* [Action item]: What is needed here is a verbatim copy of the records that follow.

* [Source data]:
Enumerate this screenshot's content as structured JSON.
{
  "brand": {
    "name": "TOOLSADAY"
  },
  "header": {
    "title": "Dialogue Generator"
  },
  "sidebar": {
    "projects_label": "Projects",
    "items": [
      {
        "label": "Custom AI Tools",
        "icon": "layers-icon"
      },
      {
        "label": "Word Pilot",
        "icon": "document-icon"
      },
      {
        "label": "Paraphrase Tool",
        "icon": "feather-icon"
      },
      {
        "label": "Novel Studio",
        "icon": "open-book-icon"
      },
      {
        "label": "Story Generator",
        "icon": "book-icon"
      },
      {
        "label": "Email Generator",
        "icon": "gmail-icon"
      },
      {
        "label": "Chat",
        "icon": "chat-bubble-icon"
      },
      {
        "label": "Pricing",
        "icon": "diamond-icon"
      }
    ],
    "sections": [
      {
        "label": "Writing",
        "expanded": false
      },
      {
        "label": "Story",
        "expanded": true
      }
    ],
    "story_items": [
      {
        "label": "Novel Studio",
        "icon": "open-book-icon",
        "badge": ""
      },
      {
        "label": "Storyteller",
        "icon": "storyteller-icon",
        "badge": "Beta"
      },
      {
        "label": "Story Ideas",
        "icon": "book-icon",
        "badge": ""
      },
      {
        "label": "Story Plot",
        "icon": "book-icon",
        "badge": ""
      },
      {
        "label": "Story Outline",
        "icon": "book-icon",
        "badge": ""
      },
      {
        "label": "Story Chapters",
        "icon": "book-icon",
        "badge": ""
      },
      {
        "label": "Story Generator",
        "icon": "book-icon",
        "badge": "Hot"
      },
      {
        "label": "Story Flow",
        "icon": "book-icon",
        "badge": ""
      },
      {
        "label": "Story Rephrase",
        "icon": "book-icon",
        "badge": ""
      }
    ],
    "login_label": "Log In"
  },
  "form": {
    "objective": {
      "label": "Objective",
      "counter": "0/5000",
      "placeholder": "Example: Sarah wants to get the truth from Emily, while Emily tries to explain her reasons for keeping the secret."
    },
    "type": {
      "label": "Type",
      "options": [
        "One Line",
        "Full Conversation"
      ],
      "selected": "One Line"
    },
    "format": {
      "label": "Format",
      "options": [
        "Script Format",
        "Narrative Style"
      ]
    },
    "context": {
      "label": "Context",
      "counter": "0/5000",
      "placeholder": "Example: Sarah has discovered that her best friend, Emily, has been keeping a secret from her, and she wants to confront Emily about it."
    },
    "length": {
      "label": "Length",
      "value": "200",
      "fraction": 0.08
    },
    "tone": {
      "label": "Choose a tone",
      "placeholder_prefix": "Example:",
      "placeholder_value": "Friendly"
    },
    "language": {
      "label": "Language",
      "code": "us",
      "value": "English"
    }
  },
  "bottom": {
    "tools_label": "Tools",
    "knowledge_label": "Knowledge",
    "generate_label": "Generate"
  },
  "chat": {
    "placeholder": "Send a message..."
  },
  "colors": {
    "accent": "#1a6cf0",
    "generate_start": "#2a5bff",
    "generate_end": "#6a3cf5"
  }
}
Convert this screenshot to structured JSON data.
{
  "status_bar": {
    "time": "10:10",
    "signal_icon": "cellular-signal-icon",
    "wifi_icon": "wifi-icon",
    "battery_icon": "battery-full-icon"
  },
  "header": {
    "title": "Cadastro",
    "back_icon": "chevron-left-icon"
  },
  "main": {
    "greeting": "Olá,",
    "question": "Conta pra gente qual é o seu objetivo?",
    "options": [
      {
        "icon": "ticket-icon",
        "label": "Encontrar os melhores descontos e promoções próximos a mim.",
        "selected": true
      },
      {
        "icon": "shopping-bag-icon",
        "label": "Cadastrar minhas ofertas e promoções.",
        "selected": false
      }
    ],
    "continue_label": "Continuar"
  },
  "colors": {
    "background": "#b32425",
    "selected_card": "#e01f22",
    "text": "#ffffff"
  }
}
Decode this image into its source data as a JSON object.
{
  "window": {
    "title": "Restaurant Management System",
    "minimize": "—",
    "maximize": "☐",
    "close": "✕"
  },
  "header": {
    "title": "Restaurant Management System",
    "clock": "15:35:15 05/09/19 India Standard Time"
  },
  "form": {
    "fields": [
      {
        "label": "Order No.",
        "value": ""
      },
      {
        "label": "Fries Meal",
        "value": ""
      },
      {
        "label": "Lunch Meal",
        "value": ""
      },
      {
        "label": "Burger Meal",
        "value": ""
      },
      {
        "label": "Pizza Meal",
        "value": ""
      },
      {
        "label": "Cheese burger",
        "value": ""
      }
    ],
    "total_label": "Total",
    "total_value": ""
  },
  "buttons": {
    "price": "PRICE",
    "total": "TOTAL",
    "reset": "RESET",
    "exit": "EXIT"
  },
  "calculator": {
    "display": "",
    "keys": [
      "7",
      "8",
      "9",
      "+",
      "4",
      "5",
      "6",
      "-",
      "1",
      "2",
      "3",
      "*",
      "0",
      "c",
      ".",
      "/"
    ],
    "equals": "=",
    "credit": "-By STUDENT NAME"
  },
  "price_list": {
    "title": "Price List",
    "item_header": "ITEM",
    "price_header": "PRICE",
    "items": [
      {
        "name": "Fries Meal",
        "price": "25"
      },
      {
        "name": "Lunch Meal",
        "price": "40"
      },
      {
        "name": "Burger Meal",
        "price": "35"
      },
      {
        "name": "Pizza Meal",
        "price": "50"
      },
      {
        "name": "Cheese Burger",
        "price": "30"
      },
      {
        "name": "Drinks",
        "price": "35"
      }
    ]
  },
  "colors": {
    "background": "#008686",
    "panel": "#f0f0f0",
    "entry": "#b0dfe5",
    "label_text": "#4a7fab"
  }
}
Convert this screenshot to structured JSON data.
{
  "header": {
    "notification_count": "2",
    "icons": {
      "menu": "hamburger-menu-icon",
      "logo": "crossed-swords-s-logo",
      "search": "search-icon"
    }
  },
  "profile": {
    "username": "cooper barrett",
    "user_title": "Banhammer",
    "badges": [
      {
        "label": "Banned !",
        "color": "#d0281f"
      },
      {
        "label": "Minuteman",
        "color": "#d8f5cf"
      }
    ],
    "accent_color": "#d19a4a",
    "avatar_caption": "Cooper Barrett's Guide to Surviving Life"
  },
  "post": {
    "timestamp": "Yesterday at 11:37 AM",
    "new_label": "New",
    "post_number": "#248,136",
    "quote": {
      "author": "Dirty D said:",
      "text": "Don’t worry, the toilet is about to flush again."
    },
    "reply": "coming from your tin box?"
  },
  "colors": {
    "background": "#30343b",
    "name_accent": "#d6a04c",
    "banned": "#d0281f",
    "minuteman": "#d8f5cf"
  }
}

* [The completed task]:
Enumerate this screenshot's content as structured JSON.
{
  "brand": {
    "name": "TOOLSADAY"
  },
  "header": {
    "title": "Dialogue Generator"
  },
  "sidebar": {
    "projects_label": "Projects",
    "items": [
      {
        "label": "Custom AI Tools",
        "icon": "layers-icon"
      },
      {
        "label": "Word Pilot",
        "icon": "document-icon"
      },
      {
        "label": "Paraphrase Tool",
        "icon": "feather-icon"
      },
      {
        "label": "Novel Studio",
        "icon": "open-book-icon"
      },
      {
        "label": "Story Generator",
        "icon": "book-icon"
      },
      {
        "label": "Email Generator",
        "icon": "gmail-icon"
      },
      {
        "label": "Chat",
        "icon": "chat-bubble-icon"
      },
      {
        "label": "Pricing",
        "icon": "diamond-icon"
      }
    ],
    "sections": [
      {
        "label": "Writing",
        "expanded": false
      },
      {
        "label": "Story",
        "expanded": true
      }
    ],
    "story_items": [
      {
        "label": "Novel Studio",
        "icon": "open-book-icon",
        "badge": ""
      },
      {
        "label": "Storyteller",
        "icon": "storyteller-icon",
        "badge": "Beta"
      },
      {
        "label": "Story Ideas",
        "icon": "book-icon",
        "badge": ""
      },
      {
        "label": "Story Plot",
        "icon": "book-icon",
        "badge": ""
      },
      {
        "label": "Story Outline",
        "icon": "book-icon",
        "badge": ""
      },
      {
        "label": "Story Chapters",
        "icon": "book-icon",
        "badge": ""
      },
      {
        "label": "Story Generator",
        "icon": "book-icon",
        "badge": "Hot"
      },
      {
        "label": "Story Flow",
        "icon": "book-icon",
        "badge": ""
      },
      {
        "label": "Story Rephrase",
        "icon": "book-icon",
        "badge": ""
      }
    ],
    "login_label": "Log In"
  },
  "form": {
    "objective": {
      "label": "Objective",
      "counter": "0/5000",
      "placeholder": "Example: Sarah wants to get the truth from Emily, while Emily tries to explain her reasons for keeping the secret."
    },
    "type": {
      "label": "Type",
      "options": [
        "One Line",
        "Full Conversation"
      ],
      "selected": "One Line"
    },
    "format": {
      "label": "Format",
      "options": [
        "Script Format",
        "Narrative Style"
      ]
    },
    "context": {
      "label": "Context",
      "counter": "0/5000",
      "placeholder": "Example: Sarah has discovered that her best friend, Emily, has been keeping a secret from her, and she wants to confront Emily about it."
    },
    "length": {
      "label": "Length",
      "value": "200",
      "fraction": 0.08
    },
    "tone": {
      "label": "Choose a tone",
      "placeholder_prefix": "Example:",
      "placeholder_value": "Friendly"
    },
    "language": {
      "label": "Language",
      "code": "us",
      "value": "English"
    }
  },
  "bottom": {
    "tools_label": "Tools",
    "knowledge_label": "Knowledge",
    "generate_label": "Generate"
  },
  "chat": {
    "placeholder": "Send a message..."
  },
  "colors": {
    "accent": "#1a6cf0",
    "generate_start": "#2a5bff",
    "generate_end": "#6a3cf5"
  }
}
Convert this screenshot to structured JSON data.
{
  "status_bar": {
    "time": "10:10",
    "signal_icon": "cellular-signal-icon",
    "wifi_icon": "wifi-icon",
    "battery_icon": "battery-full-icon"
  },
  "header": {
    "title": "Cadastro",
    "back_icon": "chevron-left-icon"
  },
  "main": {
    "greeting": "Olá,",
    "question": "Conta pra gente qual é o seu objetivo?",
    "options": [
      {
        "icon": "ticket-icon",
        "label": "Encontrar os melhores descontos e promoções próximos a mim.",
        "selected": true
      },
      {
        "icon": "shopping-bag-icon",
        "label": "Cadastrar minhas ofertas e promoções.",
        "selected": false
      }
    ],
    "continue_label": "Continuar"
  },
  "colors": {
    "background": "#b32425",
    "selected_card": "#e01f22",
    "text": "#ffffff"
  }
}
Decode this image into its source data as a JSON object.
{
  "window": {
    "title": "Restaurant Management System",
    "minimize": "—",
    "maximize": "☐",
    "close": "✕"
  },
  "header": {
    "title": "Restaurant Management System",
    "clock": "15:35:15 05/09/19 India Standard Time"
  },
  "form": {
    "fields": [
      {
        "label": "Order No.",
        "value": ""
      },
      {
        "label": "Fries Meal",
        "value": ""
      },
      {
        "label": "Lunch Meal",
        "value": ""
      },
      {
        "label": "Burger Meal",
        "value": ""
      },
      {
        "label": "Pizza Meal",
        "value": ""
      },
      {
        "label": "Cheese burger",
        "value": ""
      }
    ],
    "total_label": "Total",
    "total_value": ""
  },
  "buttons": {
    "price": "PRICE",
    "total": "TOTAL",
    "reset": "RESET",
    "exit": "EXIT"
  },
  "calculator": {
    "display": "",
    "keys": [
      "7",
      "8",
      "9",
      "+",
      "4",
      "5",
      "6",
      "-",
      "1",
      "2",
      "3",
      "*",
      "0",
      "c",
      ".",
      "/"
    ],
    "equals": "=",
    "credit": "-By STUDENT NAME"
  },
  "price_list": {
    "title": "Price List",
    "item_header": "ITEM",
    "price_header": "PRICE",
    "items": [
      {
        "name": "Fries Meal",
        "price": "25"
      },
      {
        "name": "Lunch Meal",
        "price": "40"
      },
      {
        "name": "Burger Meal",
        "price": "35"
      },
      {
        "name": "Pizza Meal",
        "price": "50"
      },
      {
        "name": "Cheese Burger",
        "price": "30"
      },
      {
        "name": "Drinks",
        "price": "35"
      }
    ]
  },
  "colors": {
    "background": "#008686",
    "panel": "#f0f0f0",
    "entry": "#b0dfe5",
    "label_text": "#4a7fab"
  }
}
Convert this screenshot to structured JSON data.
{
  "header": {
    "notification_count": "2",
    "icons": {
      "menu": "hamburger-menu-icon",
      "logo": "crossed-swords-s-logo",
      "search": "search-icon"
    }
  },
  "profile": {
    "username": "cooper barrett",
    "user_title": "Banhammer",
    "badges": [
      {
        "label": "Banned !",
        "color": "#d0281f"
      },
      {
        "label": "Minuteman",
        "color": "#d8f5cf"
      }
    ],
    "accent_color": "#d19a4a",
    "avatar_caption": "Cooper Barrett's Guide to Surviving Life"
  },
  "post": {
    "timestamp": "Yesterday at 11:37 AM",
    "new_label": "New",
    "post_number": "#248,136",
    "quote": {
      "author": "Dirty D said:",
      "text": "Don’t worry, the toilet is about to flush again."
    },
    "reply": "coming from your tin box?"
  },
  "colors": {
    "background": "#30343b",
    "name_accent": "#d6a04c",
    "banned": "#d0281f",
    "minuteman": "#d8f5cf"
  }
}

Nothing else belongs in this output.